  • Job and Theology: Between Biblical Hermeneutics and Philosophical Theology. Michael Fishbane
  • Philosophy, Talmudic Culture, and Religious Experience: Soloveitchik. Arnold I. Davidson
  • Spinoza and Mendelssohn. Paul Mendes-Flohr
  • The Bible in Arabic. James T. Robinson
  • Franz Rosenzweig's Star of Redemption Part I and  II.Paul Mendes-Floh
  • Maimonides on the Problem of Evil. James T. Robinson
  • Poetics of Midrash. Michael Fishbane
  • The Jewish Interpretation of the Bible in the Middle Ages. James T. Robinson
  • Advanced Readings in Midrash. Michael Fishbane
  • Maimonides as Mystic. James T. Robinson
  • The Citation in Jewish Religious Culture. Michael Fishbane
  • Studies in Rabbinic Midrash: Pesikta de-Rav Kahana. Michael Fishbane
  • Philosophy and Theology of Judaism. Arnold I. Davidson
  • Martin Buber’s Philosophy of Religion. Paul Mendes-Flohr
  • Brauer Seminar: Jewish and Christian Responses to Biblical Criticism. Jeffrey Stackert, Paul Mendes-Flohr
  • Jewish Writings of Hannah Arendt. Paul Mendes-Flohr
  • Levinas and Talmud. Michael Fishbane
  • Messianism in Modernity. Sarah Hammerschlag
  • Readings in Maimonides' Guide of the Perplexed. James T. Robinson
  • Gershom Scholem: The Theologian and Social Critic. Paul Mendes-Flohr
  • Jewish Responses to Continental Philosophers: Kant, Hegel, Nietzsche, and Heidegger. Paul Mendes-Flohr
  • The Other and the “Exotic” in Postwar Jewish Writing. Sarah Hammerschlag
  • Animal Spirituality in the Middle Ages. James T. Robinson
  • Topics in the Philosophy of Religion: Challenge of Suffering from Job to Primo Levi. Arnold Davidson
  • Medieval Commentaries on Ecclesiastes. James T. Robinson, Michael Fishbane

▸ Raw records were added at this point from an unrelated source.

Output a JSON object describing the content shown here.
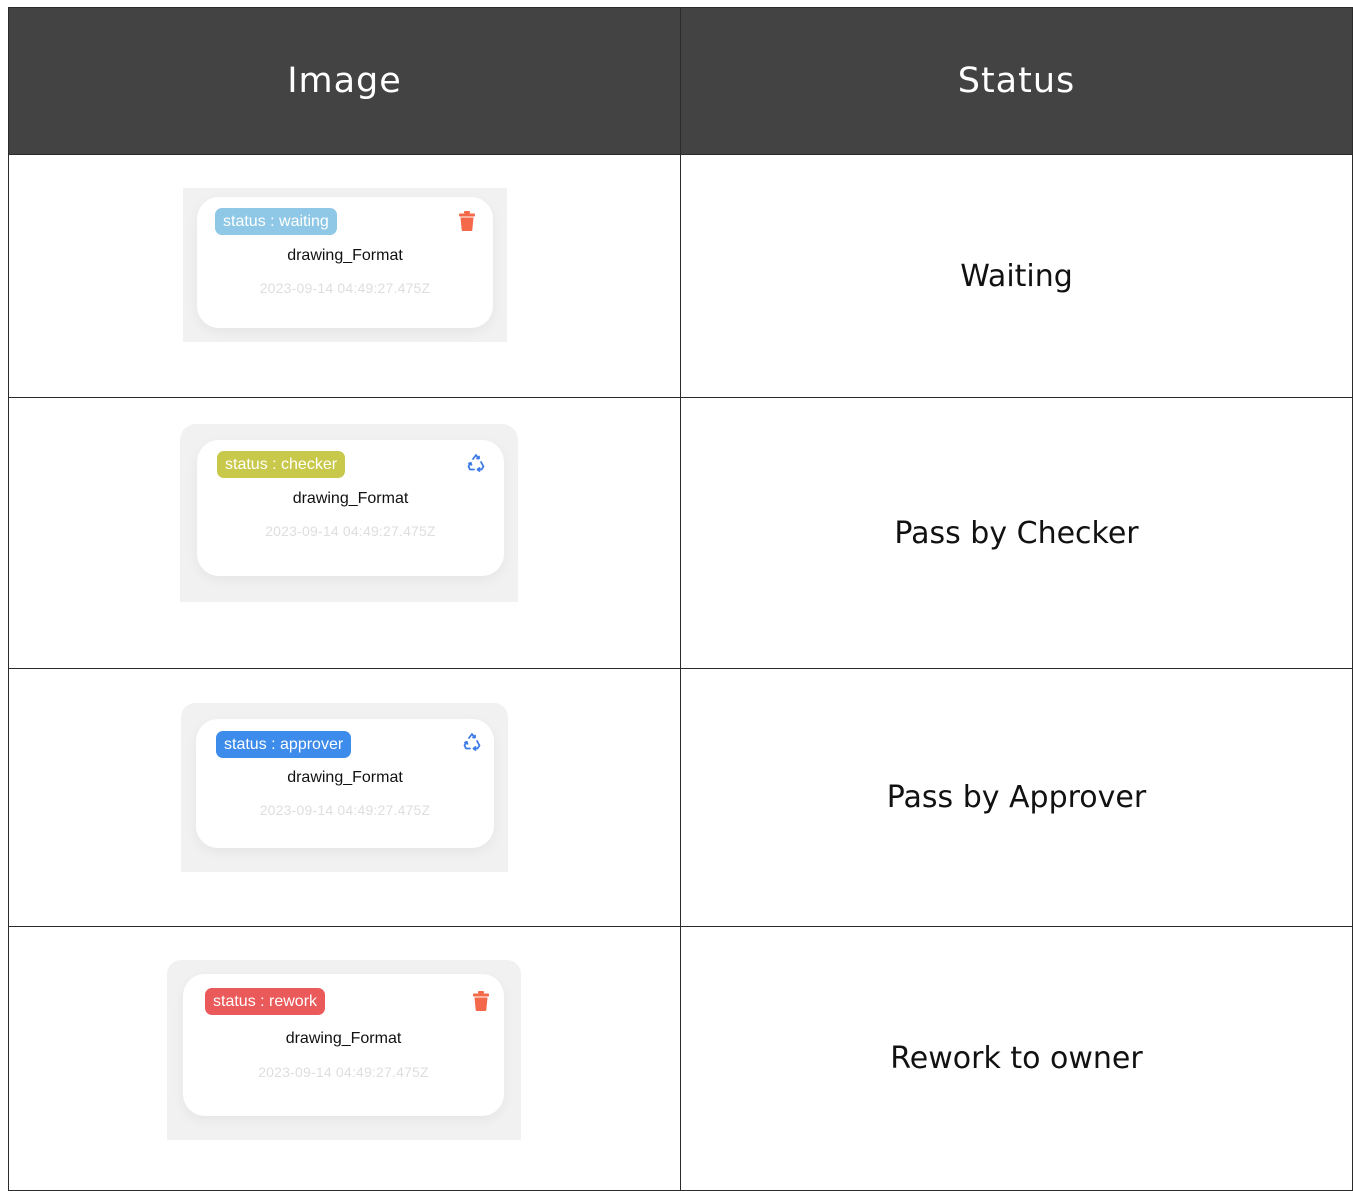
{
  "table": {
    "headers": {
      "image": "Image",
      "status": "Status"
    },
    "rows": [
      {
        "status_text": "Waiting",
        "card": {
          "chip_label": "status : waiting",
          "chip_color": "#8ec8e6",
          "title": "drawing_Format",
          "timestamp": "2023-09-14 04:49:27.475Z",
          "action_icon": "trash-icon",
          "action_color": "#f4694a"
        }
      },
      {
        "status_text": "Pass by Checker",
        "card": {
          "chip_label": "status : checker",
          "chip_color": "#c8c84a",
          "title": "drawing_Format",
          "timestamp": "2023-09-14 04:49:27.475Z",
          "action_icon": "recycle-icon",
          "action_color": "#3d7be6"
        }
      },
      {
        "status_text": "Pass by Approver",
        "card": {
          "chip_label": "status : approver",
          "chip_color": "#3d8bea",
          "title": "drawing_Format",
          "timestamp": "2023-09-14 04:49:27.475Z",
          "action_icon": "recycle-icon",
          "action_color": "#3d7be6"
        }
      },
      {
        "status_text": "Rework to owner",
        "card": {
          "chip_label": "status : rework",
          "chip_color": "#eb5a5a",
          "title": "drawing_Format",
          "timestamp": "2023-09-14 04:49:27.475Z",
          "action_icon": "trash-icon",
          "action_color": "#f4694a"
        }
      }
    ]
  }
}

  • Readings in Arabic Religious Texts. James T. Robinson, Michael Sells
  • The Other and the “Exotic” in Postwar Jewish Writing. Sarah Hammerschlag